◆ Entries provided
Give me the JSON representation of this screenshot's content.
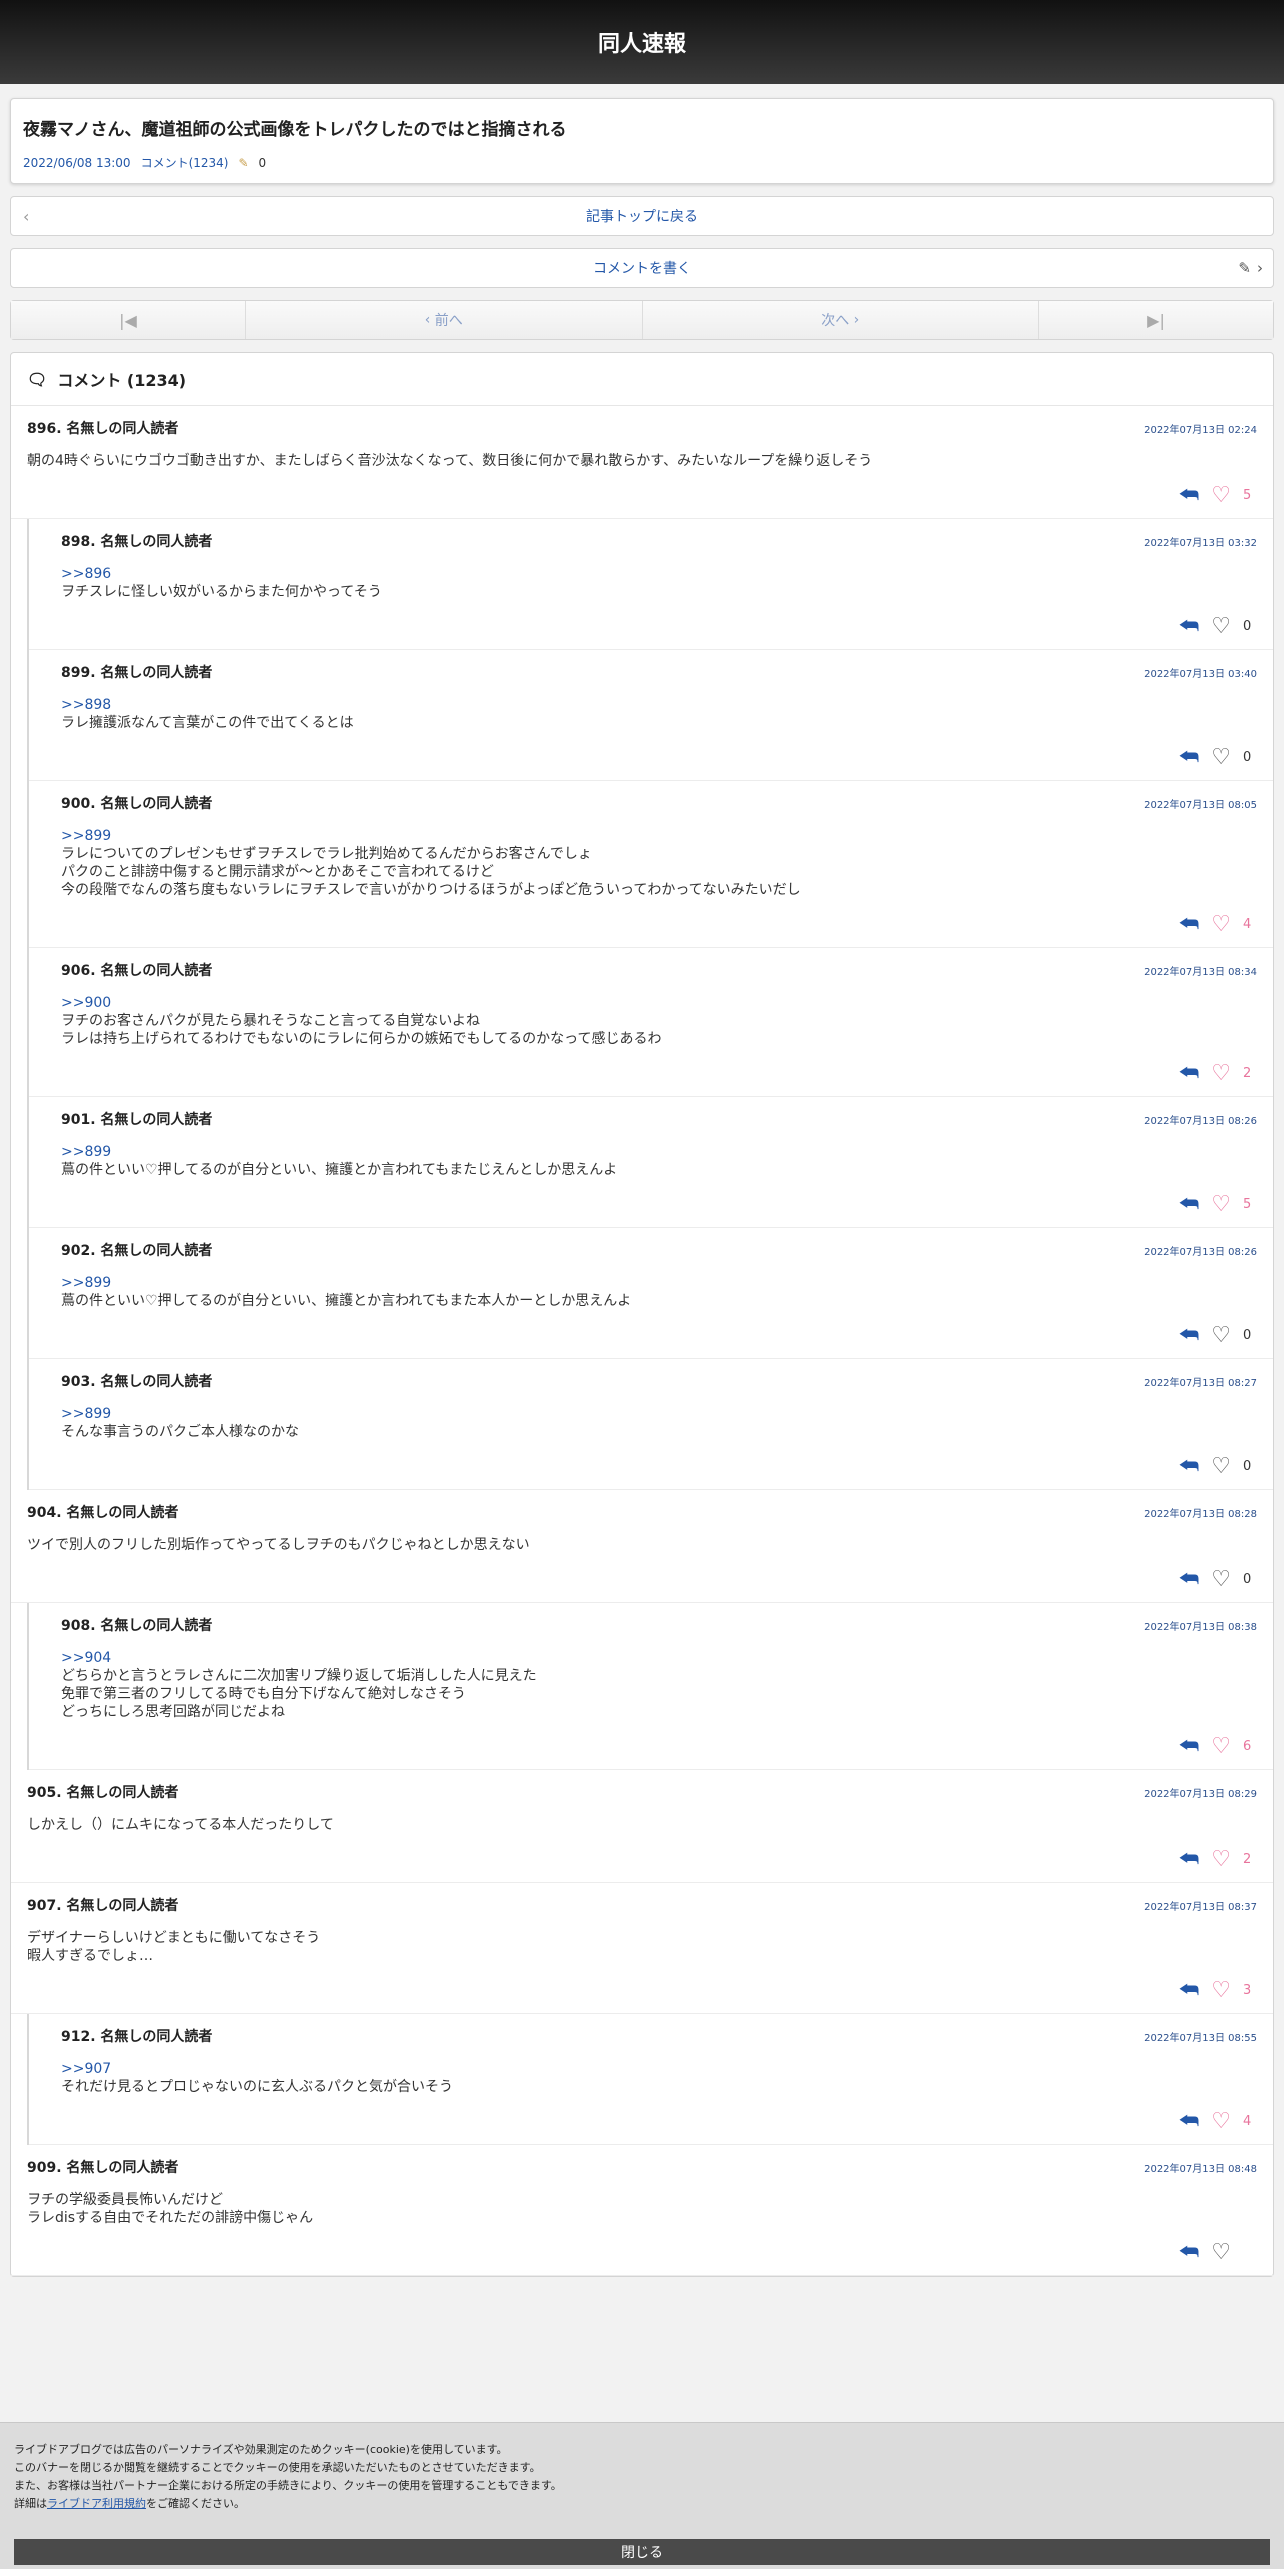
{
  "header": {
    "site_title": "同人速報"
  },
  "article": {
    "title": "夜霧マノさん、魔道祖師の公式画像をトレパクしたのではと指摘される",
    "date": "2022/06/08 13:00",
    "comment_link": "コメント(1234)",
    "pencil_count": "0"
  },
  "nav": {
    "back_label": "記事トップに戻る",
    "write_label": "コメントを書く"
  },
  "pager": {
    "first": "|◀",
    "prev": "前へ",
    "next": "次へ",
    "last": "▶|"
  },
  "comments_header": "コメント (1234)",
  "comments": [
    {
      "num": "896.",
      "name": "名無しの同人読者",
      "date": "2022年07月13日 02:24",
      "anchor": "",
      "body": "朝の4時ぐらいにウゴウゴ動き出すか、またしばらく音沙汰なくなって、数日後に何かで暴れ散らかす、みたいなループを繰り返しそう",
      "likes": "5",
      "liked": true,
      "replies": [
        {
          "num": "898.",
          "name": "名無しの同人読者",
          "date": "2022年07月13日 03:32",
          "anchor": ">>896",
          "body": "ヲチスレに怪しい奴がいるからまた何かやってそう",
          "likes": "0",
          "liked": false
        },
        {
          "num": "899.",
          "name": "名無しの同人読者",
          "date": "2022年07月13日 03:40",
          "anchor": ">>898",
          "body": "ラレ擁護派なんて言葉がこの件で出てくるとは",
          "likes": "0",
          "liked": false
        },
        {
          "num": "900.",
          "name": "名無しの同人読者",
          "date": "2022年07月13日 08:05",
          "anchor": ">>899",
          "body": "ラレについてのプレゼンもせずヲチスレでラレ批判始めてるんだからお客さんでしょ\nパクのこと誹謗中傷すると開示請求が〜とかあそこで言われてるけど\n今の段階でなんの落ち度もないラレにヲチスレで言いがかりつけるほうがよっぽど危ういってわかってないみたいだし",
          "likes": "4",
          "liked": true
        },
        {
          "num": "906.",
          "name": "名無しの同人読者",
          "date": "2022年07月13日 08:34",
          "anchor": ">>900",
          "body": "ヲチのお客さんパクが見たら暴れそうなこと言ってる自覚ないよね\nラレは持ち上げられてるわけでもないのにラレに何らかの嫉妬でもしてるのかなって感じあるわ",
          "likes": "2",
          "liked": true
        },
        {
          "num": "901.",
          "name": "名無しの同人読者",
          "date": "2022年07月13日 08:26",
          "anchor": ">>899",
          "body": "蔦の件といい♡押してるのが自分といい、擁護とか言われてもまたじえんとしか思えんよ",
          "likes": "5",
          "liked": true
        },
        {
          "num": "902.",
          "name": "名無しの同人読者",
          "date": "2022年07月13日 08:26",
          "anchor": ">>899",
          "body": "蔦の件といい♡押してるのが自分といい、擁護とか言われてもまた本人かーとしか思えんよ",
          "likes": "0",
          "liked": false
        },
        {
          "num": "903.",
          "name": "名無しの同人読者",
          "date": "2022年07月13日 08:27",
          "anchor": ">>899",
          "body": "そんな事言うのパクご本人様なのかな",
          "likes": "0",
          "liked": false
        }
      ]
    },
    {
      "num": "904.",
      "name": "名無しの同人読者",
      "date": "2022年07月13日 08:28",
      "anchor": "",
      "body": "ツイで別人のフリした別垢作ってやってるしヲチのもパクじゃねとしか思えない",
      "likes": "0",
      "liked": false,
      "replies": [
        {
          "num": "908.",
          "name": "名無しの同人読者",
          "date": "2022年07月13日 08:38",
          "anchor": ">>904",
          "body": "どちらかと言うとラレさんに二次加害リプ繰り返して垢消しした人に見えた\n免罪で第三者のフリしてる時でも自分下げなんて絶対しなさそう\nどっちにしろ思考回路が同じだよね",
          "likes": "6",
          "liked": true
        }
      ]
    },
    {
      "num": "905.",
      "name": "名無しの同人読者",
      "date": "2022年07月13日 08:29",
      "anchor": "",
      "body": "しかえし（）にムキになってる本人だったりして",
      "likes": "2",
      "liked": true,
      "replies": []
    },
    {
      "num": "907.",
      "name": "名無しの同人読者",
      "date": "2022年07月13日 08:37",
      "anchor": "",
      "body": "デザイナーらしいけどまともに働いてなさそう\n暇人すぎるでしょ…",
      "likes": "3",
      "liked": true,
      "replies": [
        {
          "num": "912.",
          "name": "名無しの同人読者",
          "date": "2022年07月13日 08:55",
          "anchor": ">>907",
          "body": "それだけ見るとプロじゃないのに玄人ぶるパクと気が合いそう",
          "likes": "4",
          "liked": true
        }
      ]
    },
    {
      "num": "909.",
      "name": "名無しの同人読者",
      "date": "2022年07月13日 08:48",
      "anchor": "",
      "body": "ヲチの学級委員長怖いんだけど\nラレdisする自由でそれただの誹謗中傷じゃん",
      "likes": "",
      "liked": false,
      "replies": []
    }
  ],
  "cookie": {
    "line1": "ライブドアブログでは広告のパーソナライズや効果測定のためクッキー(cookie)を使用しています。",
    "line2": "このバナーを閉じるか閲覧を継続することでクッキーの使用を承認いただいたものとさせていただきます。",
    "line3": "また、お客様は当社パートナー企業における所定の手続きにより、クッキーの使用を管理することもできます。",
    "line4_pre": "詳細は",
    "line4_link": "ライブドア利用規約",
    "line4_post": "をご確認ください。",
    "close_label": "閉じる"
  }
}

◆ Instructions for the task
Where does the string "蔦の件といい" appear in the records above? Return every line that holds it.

◆ Output below
          "body": "蔦の件といい♡押してるのが自分といい、擁護とか言われてもまたじえんとしか思えんよ",
          "body": "蔦の件といい♡押してるのが自分といい、擁護とか言われてもまた本人かーとしか思えんよ",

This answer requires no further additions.